• _Records provided_
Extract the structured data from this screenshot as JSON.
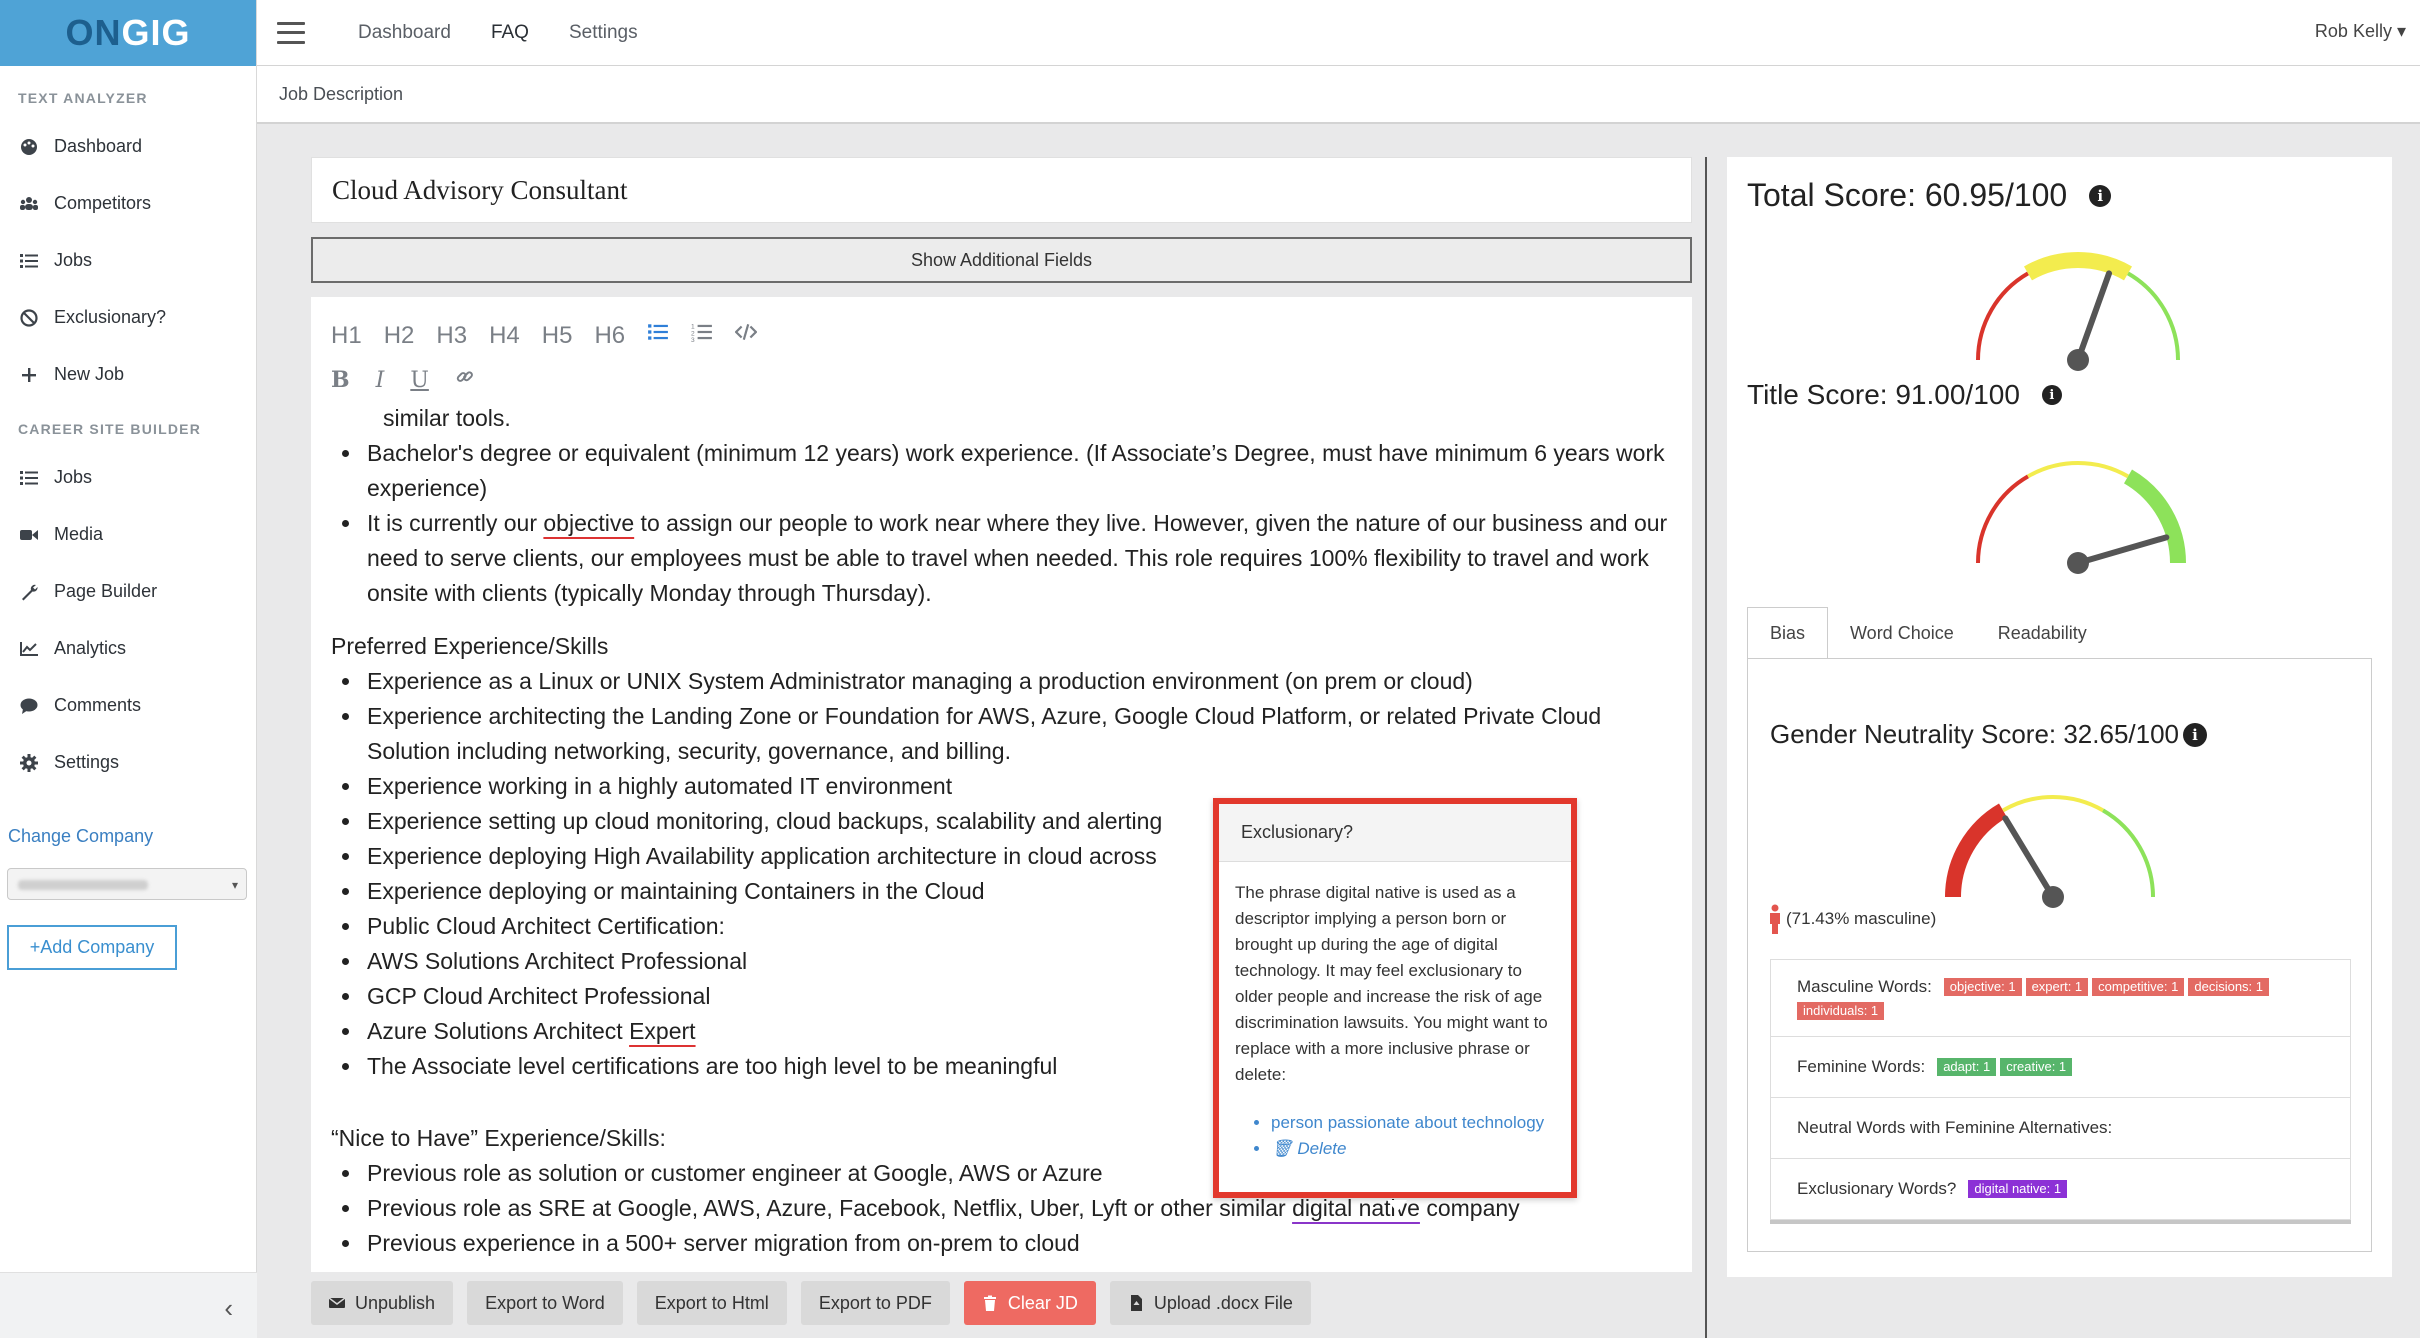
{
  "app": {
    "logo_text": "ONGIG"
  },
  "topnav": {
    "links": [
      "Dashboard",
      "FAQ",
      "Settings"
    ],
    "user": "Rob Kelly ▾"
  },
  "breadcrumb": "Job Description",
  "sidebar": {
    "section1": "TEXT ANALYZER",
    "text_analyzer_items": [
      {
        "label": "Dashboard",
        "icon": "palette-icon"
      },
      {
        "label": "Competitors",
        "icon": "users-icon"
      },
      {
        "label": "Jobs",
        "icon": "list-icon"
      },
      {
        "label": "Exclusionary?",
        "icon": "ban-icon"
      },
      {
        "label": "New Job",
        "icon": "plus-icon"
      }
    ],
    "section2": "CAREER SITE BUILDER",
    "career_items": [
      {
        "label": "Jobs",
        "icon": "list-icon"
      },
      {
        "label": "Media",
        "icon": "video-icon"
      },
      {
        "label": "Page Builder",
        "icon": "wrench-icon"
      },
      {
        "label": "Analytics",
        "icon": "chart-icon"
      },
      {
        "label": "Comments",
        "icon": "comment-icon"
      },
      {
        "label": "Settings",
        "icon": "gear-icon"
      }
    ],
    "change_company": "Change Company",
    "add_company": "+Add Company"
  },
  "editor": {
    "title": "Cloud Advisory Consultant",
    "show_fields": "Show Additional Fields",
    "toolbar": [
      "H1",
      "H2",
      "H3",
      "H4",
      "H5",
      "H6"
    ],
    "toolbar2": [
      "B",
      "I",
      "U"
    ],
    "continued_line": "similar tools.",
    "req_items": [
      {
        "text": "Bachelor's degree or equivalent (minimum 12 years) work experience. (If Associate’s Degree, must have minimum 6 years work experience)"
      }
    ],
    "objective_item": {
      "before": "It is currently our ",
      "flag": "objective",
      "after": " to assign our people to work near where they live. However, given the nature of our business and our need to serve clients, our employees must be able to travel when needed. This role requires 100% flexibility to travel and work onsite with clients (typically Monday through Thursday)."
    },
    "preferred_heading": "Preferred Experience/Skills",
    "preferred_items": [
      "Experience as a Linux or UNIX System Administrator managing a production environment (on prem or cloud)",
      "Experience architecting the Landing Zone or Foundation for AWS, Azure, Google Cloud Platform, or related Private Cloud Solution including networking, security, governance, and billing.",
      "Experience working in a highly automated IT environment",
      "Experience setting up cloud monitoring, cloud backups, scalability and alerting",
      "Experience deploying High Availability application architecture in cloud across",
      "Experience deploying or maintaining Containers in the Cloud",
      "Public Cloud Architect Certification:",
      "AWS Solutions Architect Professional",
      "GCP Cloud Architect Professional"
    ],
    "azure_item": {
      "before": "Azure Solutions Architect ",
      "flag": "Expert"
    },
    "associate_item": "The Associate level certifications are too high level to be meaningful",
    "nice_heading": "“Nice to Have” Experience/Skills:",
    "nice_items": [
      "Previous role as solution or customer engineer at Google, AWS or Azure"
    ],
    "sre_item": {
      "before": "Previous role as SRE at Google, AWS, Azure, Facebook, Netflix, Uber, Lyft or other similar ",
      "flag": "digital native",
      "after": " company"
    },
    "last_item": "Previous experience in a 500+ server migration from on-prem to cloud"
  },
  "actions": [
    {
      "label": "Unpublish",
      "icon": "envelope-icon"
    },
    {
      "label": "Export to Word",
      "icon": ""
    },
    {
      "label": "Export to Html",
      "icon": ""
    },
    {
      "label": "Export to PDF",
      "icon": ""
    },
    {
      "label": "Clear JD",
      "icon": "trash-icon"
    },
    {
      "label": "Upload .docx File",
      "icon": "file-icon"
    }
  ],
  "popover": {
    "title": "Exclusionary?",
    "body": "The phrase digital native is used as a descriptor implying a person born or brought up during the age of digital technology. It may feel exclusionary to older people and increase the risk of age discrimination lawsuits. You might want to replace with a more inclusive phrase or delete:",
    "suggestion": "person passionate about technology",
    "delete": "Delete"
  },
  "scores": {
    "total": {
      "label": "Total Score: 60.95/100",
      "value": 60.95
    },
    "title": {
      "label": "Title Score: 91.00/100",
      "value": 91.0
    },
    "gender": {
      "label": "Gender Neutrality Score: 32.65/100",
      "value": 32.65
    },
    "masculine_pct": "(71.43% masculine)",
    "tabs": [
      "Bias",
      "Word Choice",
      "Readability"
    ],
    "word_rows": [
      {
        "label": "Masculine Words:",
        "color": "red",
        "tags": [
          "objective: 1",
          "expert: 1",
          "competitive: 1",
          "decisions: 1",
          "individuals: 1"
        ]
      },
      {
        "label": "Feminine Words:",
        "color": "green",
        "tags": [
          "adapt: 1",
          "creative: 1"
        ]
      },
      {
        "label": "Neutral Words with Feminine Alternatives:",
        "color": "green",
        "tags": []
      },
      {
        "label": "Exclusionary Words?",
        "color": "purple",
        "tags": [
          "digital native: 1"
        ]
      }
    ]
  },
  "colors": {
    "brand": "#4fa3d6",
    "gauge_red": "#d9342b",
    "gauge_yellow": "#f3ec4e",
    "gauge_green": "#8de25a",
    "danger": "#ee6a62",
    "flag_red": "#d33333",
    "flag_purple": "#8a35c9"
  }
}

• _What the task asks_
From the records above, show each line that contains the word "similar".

• _Your response_
    "continued_line": "similar tools.",
      "before": "Previous role as SRE at Google, AWS, Azure, Facebook, Netflix, Uber, Lyft or other similar ",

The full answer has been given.